Please Won’t You Be My Neighbor?

Mr. Rogers' NeighborhoodWe have some good neighbors, and we have some bad neighbors. Unfortunately, we said goodbye to some of our good neighbors yesterday as they headed out to make a new home in the Pittsburg area. My kids just lost two playmates, and Kurt and I just lost another couple who we enjoyed, trusted, and could borrow stuff from.

Their house is still on the market (and is quite lovely), so I figured this is my chance to advertise for some new neighbors we would approve of. The last family to move onto our street has been a bit of a disappointment, so we would like to avoid a repeat of that situation. Here are my requirements:

1. Friendly, but not overly friendly. I don’t need to know all your business, and you don’t need to know all of mine. But if we’re both outside, I’d like to have some good casual conversation.

2. Children around my kids’ ages would be a bonus (not a requirement), but only if they aren’t rude and won’t teach my kids any more bad behaviors than they already have. Oh, and only if they come and ask to play at NORMAL playing times, like NOT at dinner time, at the very moment I just got my kids to start cleaning their rooms, or at eight o’clock at night…because we already have neighborhood kids who come at those times. If the children aren’t around my kids’ ages, we would also appreciate a trustworthy, responsible teen who would rather babysit on weekends than get drunk at parties.

3. You must cut your grass and make sure trash ends up in your trash cans, not scattered around your yard. It would also be helpful if you knew the difference between a weed that you should pull and a nice plant that you should let grow so that you don’t let your weeds flourish and all your plants wither to nothing.

4. When it snows, shovel your driveway so that your car doesn’t get stuck trying to back out, and your spinning wheels don’t result in a huge cavernous rut in the grass that is shortly accompanied by tire tracks when you finally decide it’s just easier to drive through the front lawn rather than pull out a shovel and remove some snow.

5. Buy girl scout cookies from my daughter. Our neighbors who just moved were always one of her top customers, so start saving up. She’ll be knocking on your door come February.

6. Always have vegetable oil, milk, and eggs on hand. Because I can sometimes be impulsive in my baking and will often start a recipe before checking to see if I have everything I need. And it’s kind of a pain to run up to the store when I know I can likely find what I need right across the street.

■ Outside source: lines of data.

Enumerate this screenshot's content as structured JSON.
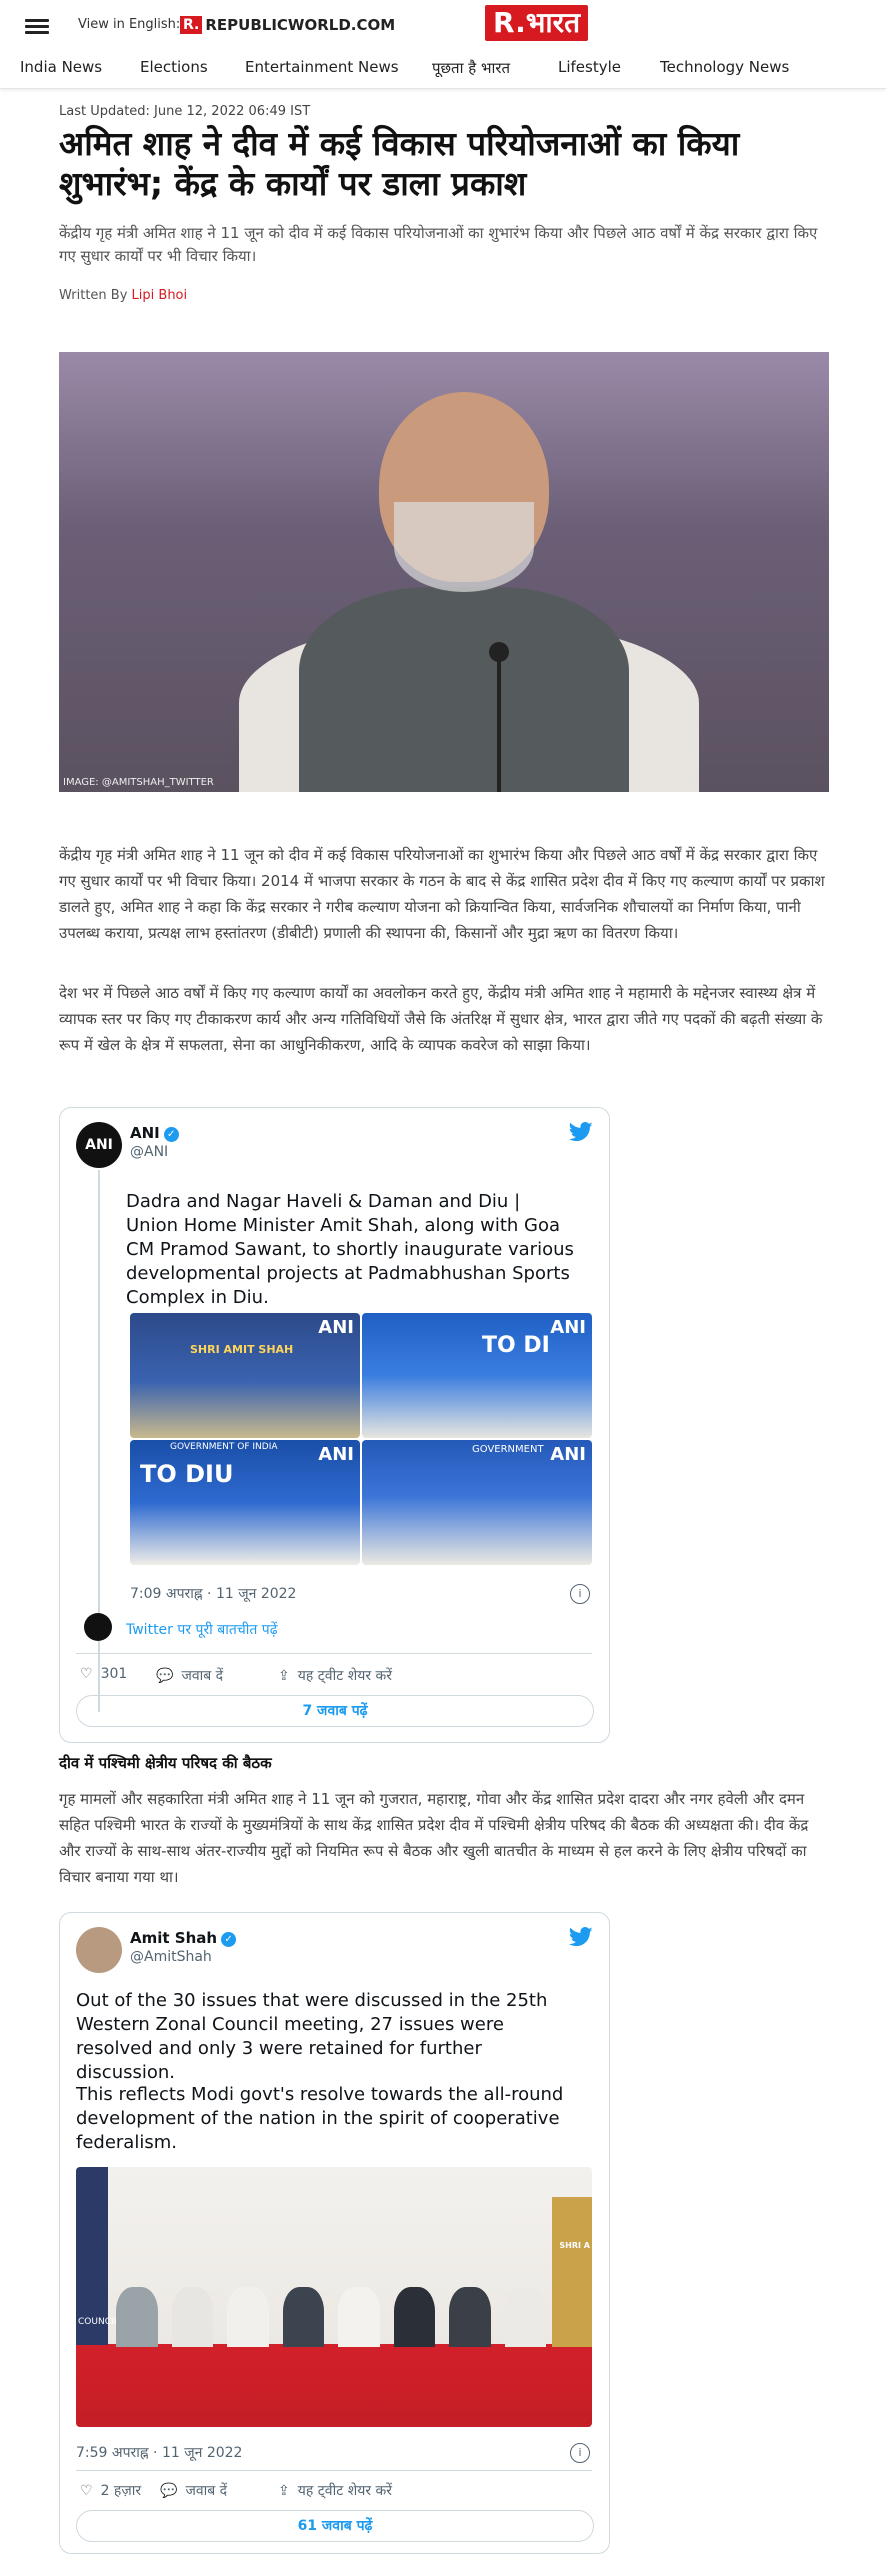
{
  "header": {
    "view_in_english": "View in English:",
    "rw_r": "R.",
    "rw_name": "REPUBLICWORLD.COM",
    "bharat_logo": "R.भारत",
    "nav": [
      "India News",
      "Elections",
      "Entertainment News",
      "पूछता है भारत",
      "Lifestyle",
      "Technology News"
    ]
  },
  "article": {
    "updated": "Last Updated: June 12, 2022 06:49 IST",
    "headline": "अमित शाह ने दीव में कई विकास परियोजनाओं का किया शुभारंभ; केंद्र के कार्यों पर डाला प्रकाश",
    "summary": "केंद्रीय गृह मंत्री अमित शाह ने 11 जून को दीव में कई विकास परियोजनाओं का शुभारंभ किया और पिछले आठ वर्षों में केंद्र सरकार द्वारा किए गए सुधार कार्यों पर भी विचार किया।",
    "written_by": "Written By",
    "author": "Lipi Bhoi",
    "image_caption": "IMAGE: @AMITSHAH_TWITTER",
    "para1": "केंद्रीय गृह मंत्री अमित शाह ने 11 जून को दीव में कई विकास परियोजनाओं का शुभारंभ किया और पिछले आठ वर्षों में केंद्र सरकार द्वारा किए गए सुधार कार्यों पर भी विचार किया। 2014 में भाजपा सरकार के गठन के बाद से केंद्र शासित प्रदेश दीव में किए गए कल्याण कार्यों पर प्रकाश डालते हुए, अमित शाह ने कहा कि केंद्र सरकार ने गरीब कल्याण योजना को क्रियान्वित किया, सार्वजनिक शौचालयों का निर्माण किया, पानी उपलब्ध कराया, प्रत्यक्ष लाभ हस्तांतरण (डीबीटी) प्रणाली की स्थापना की, किसानों और मुद्रा ऋण का वितरण किया।",
    "para2": "देश भर में पिछले आठ वर्षों में किए गए कल्याण कार्यों का अवलोकन करते हुए, केंद्रीय मंत्री अमित शाह ने महामारी के मद्देनजर स्वास्थ्य क्षेत्र में व्यापक स्तर पर किए गए टीकाकरण कार्य और अन्य गतिविधियों जैसे कि अंतरिक्ष में सुधार क्षेत्र, भारत द्वारा जीते गए पदकों की बढ़ती संख्या के रूप में खेल के क्षेत्र में सफलता, सेना का आधुनिकीकरण, आदि के व्यापक कवरेज को साझा किया।",
    "section_heading": "दीव में पश्चिमी क्षेत्रीय परिषद की बैठक",
    "para3": "गृह मामलों और सहकारिता मंत्री अमित शाह ने 11 जून को गुजरात, महाराष्ट्र, गोवा और केंद्र शासित प्रदेश दादरा और नगर हवेली और दमन सहित पश्चिमी भारत के राज्यों के मुख्यमंत्रियों के साथ केंद्र शासित प्रदेश दीव में पश्चिमी क्षेत्रीय परिषद की बैठक की अध्यक्षता की। दीव केंद्र और राज्यों के साथ-साथ अंतर-राज्यीय मुद्दों को नियमित रूप से बैठक और खुली बातचीत के माध्यम से हल करने के लिए क्षेत्रीय परिषदों का विचार बनाया गया था।"
  },
  "tweet1": {
    "avatar": "ANI",
    "name": "ANI",
    "handle": "@ANI",
    "text": "Dadra and Nagar Haveli & Daman and Diu | Union Home Minister Amit Shah, along with Goa CM Pramod Sawant, to shortly inaugurate various developmental projects at Padmabhushan Sports Complex in Diu.",
    "img_tag": "ANI",
    "img_texts": [
      "SHRI AMIT SHAH",
      "TO DI",
      "GOVERNMENT OF INDIA",
      "TO DIU",
      "GOVERNMENT"
    ],
    "time": "7:09 अपराह्न · 11 जून 2022",
    "thread": "Twitter पर पूरी बातचीत पढ़ें",
    "likes": "301",
    "reply": "जवाब दें",
    "share": "यह ट्वीट शेयर करें",
    "replies": "7 जवाब पढ़ें"
  },
  "tweet2": {
    "name": "Amit Shah",
    "handle": "@AmitShah",
    "text1": "Out of the 30 issues that were discussed in the 25th Western Zonal Council meeting, 27 issues were resolved and only 3 were retained for further discussion.",
    "text2": "This reflects Modi govt's resolve towards the all-round development of the nation in the spirit of cooperative federalism.",
    "banner_text": "COUNCIL",
    "banner_right": "SHRI A",
    "time": "7:59 अपराह्न · 11 जून 2022",
    "likes": "2 हज़ार",
    "reply": "जवाब दें",
    "share": "यह ट्वीट शेयर करें",
    "replies": "61 जवाब पढ़ें"
  },
  "colors": {
    "brand_red": "#d71920",
    "twitter_blue": "#1d9bf0"
  }
}
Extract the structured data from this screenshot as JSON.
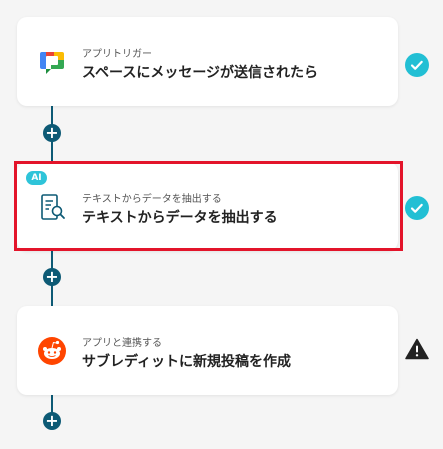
{
  "flow": {
    "steps": [
      {
        "category": "アプリトリガー",
        "title": "スペースにメッセージが送信されたら",
        "app_icon": "google-chat-icon",
        "status": "complete"
      },
      {
        "category": "テキストからデータを抽出する",
        "title": "テキストからデータを抽出する",
        "app_icon": "document-search-icon",
        "badge": "AI",
        "status": "complete"
      },
      {
        "category": "アプリと連携する",
        "title": "サブレディットに新規投稿を作成",
        "app_icon": "reddit-icon",
        "status": "warning"
      }
    ],
    "add_step_label": "+"
  },
  "colors": {
    "connector": "#0d5a75",
    "status_ok": "#22bfd4",
    "ai_badge": "#2ec4d9",
    "selection": "#e3142a",
    "warning": "#222222"
  }
}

7. Know when “quiet times” are. For example, we would be very happy if you did not pull into your driveway with your music blasting or set off fireworks at two o’clock in the morning, have what can only be described as “car door-slamming parties” in the middle of the night, or decide to finally cut your grass at six o’clock on a Sunday morning.

I think that probably about covers it, and I don’t think any of those are too much to ask. So spread the word (and the requirements, please). I promise we will be very good neighbors in return: we are always happy to lend neighborly help, we organize the block party so you don’t have to, we have been known to invite people over for dinner if we’ve made way too much chili,¬†we won’t let our kids trample your grass or our dog poop in your yard, and if you make the cut you’ll get some pretty delicious and “creatively” decorated cookies at Christmas time.

But I swear, if you don’t keep your grass cut, I WILL complain about you in a blog post.